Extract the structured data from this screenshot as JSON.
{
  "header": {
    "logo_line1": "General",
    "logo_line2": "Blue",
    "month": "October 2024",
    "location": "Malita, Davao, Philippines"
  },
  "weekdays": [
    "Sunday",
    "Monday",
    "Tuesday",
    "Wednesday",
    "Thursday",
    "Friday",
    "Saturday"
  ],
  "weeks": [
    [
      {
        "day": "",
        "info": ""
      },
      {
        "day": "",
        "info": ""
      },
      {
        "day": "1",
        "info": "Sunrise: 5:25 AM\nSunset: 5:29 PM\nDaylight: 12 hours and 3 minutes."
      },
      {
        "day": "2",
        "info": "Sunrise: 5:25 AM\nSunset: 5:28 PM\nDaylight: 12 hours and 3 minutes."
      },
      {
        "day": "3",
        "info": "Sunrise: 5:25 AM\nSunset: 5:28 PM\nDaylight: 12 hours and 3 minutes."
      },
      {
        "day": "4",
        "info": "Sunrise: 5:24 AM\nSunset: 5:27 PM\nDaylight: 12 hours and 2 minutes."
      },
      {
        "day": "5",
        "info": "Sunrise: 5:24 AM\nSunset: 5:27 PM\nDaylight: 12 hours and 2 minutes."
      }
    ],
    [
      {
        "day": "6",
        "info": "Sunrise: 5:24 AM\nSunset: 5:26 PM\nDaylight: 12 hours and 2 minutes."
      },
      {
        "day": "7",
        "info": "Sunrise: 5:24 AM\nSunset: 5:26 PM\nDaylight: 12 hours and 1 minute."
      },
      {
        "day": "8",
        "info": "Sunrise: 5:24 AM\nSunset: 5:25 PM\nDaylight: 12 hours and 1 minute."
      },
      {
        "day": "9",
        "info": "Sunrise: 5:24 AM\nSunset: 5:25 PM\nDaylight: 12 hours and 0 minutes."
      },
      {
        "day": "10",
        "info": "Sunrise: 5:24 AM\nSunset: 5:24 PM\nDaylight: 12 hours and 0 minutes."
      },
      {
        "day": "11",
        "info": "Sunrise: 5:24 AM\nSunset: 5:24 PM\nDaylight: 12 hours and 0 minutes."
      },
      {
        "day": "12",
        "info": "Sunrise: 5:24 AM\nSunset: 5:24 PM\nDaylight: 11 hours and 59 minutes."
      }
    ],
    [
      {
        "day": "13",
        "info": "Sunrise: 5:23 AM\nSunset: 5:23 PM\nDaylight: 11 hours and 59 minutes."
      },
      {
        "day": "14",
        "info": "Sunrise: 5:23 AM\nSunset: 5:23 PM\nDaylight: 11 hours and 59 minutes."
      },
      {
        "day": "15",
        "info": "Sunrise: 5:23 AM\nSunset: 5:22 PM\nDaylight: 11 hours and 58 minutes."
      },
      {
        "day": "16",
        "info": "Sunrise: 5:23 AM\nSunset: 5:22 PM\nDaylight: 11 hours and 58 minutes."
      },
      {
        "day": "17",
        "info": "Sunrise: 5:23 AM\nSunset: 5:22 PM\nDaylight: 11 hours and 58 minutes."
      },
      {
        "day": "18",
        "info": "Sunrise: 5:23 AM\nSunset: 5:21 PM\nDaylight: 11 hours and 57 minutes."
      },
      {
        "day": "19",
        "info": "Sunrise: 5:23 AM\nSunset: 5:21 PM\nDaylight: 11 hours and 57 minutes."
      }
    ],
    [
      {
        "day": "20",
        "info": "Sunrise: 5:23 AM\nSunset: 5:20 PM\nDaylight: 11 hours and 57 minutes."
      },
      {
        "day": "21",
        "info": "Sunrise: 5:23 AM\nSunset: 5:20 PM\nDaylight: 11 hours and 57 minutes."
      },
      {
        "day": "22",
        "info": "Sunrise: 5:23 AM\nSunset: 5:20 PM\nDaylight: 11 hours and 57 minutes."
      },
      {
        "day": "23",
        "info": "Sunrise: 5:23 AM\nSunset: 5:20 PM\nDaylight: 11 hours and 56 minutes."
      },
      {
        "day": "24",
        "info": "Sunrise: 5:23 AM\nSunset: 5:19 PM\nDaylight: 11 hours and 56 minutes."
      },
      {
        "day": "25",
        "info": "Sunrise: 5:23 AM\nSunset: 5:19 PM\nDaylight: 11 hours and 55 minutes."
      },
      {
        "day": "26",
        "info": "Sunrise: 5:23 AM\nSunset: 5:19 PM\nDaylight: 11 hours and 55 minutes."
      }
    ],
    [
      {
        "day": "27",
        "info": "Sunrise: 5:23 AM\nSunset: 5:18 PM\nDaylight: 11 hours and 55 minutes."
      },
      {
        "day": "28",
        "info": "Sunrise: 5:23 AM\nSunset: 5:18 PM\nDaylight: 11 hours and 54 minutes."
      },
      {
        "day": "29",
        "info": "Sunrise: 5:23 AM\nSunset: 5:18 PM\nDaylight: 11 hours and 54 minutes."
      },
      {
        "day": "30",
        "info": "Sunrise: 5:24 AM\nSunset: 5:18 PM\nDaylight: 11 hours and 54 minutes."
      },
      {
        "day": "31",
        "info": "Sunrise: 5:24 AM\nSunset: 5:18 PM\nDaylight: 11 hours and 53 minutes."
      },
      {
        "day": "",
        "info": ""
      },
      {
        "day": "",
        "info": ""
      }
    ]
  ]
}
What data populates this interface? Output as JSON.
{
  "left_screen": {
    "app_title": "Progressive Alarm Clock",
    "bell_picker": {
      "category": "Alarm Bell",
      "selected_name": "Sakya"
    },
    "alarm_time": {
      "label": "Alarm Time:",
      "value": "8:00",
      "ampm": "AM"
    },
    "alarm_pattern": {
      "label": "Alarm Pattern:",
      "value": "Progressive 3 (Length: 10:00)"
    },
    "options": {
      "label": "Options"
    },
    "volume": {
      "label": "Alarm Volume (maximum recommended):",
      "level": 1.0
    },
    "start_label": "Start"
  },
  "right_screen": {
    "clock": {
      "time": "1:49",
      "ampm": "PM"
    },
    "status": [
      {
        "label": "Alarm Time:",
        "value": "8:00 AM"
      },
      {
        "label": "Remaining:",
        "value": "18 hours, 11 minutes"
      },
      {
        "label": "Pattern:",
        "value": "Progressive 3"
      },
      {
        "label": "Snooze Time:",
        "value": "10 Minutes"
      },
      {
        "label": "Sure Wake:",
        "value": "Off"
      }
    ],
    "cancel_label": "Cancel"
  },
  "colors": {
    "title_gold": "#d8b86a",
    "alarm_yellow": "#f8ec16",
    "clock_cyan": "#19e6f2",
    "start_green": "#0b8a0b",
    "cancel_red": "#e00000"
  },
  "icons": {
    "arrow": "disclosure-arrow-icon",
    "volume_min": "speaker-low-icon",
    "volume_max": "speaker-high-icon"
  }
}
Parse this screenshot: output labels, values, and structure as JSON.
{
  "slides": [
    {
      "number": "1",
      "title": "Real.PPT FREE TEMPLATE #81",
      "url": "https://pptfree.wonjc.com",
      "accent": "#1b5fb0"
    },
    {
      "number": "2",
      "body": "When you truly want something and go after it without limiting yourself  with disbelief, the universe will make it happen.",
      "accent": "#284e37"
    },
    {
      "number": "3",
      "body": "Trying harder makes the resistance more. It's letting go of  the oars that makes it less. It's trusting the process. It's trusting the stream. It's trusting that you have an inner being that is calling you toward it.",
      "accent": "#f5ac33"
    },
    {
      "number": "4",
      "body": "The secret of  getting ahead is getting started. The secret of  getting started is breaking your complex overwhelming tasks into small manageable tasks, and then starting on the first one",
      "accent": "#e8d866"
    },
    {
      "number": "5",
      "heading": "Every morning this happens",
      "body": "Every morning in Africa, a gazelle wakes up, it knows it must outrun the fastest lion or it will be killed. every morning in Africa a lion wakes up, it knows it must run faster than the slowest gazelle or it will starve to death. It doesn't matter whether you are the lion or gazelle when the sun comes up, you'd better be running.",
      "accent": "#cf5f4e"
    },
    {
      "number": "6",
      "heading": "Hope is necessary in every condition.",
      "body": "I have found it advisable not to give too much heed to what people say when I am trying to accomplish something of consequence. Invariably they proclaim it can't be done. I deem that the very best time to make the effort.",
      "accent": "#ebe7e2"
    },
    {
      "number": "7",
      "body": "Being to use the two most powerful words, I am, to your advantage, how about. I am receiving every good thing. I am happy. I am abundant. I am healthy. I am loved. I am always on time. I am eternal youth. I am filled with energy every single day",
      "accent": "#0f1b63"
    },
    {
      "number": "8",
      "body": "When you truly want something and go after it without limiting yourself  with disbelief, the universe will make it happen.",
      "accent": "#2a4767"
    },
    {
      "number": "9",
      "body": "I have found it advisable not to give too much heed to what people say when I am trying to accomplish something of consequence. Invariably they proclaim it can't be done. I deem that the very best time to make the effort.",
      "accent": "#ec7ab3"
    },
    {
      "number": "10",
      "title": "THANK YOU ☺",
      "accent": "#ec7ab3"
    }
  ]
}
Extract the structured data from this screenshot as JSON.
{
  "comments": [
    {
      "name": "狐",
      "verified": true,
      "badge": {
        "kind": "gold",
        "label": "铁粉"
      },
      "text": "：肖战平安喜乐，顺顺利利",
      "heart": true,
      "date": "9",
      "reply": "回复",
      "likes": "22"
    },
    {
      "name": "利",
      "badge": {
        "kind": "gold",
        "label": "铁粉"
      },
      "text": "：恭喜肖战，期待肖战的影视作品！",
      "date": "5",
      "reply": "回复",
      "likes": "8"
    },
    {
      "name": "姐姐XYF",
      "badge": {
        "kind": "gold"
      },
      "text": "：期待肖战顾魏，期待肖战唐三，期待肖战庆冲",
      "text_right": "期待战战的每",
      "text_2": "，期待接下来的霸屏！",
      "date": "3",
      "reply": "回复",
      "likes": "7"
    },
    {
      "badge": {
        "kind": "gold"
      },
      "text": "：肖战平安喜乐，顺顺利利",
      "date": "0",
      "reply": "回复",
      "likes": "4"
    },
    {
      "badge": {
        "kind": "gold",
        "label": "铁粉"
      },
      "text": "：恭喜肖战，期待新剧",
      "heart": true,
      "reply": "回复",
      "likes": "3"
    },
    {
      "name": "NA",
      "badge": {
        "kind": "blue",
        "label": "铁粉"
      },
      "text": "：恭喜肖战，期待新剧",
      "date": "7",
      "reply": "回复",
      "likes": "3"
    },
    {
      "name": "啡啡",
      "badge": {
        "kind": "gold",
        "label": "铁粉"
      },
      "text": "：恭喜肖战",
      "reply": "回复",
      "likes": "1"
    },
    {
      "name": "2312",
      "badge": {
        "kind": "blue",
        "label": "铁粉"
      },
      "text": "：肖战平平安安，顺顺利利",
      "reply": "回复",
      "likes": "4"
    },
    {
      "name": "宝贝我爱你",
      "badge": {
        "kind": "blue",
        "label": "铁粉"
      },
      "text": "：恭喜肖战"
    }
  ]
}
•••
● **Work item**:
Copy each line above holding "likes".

● **Answer section**:
      "likes": "22"
      "likes": "8"
      "likes": "7"
      "likes": "4"
      "likes": "3"
      "likes": "3"
      "likes": "1"
      "likes": "4"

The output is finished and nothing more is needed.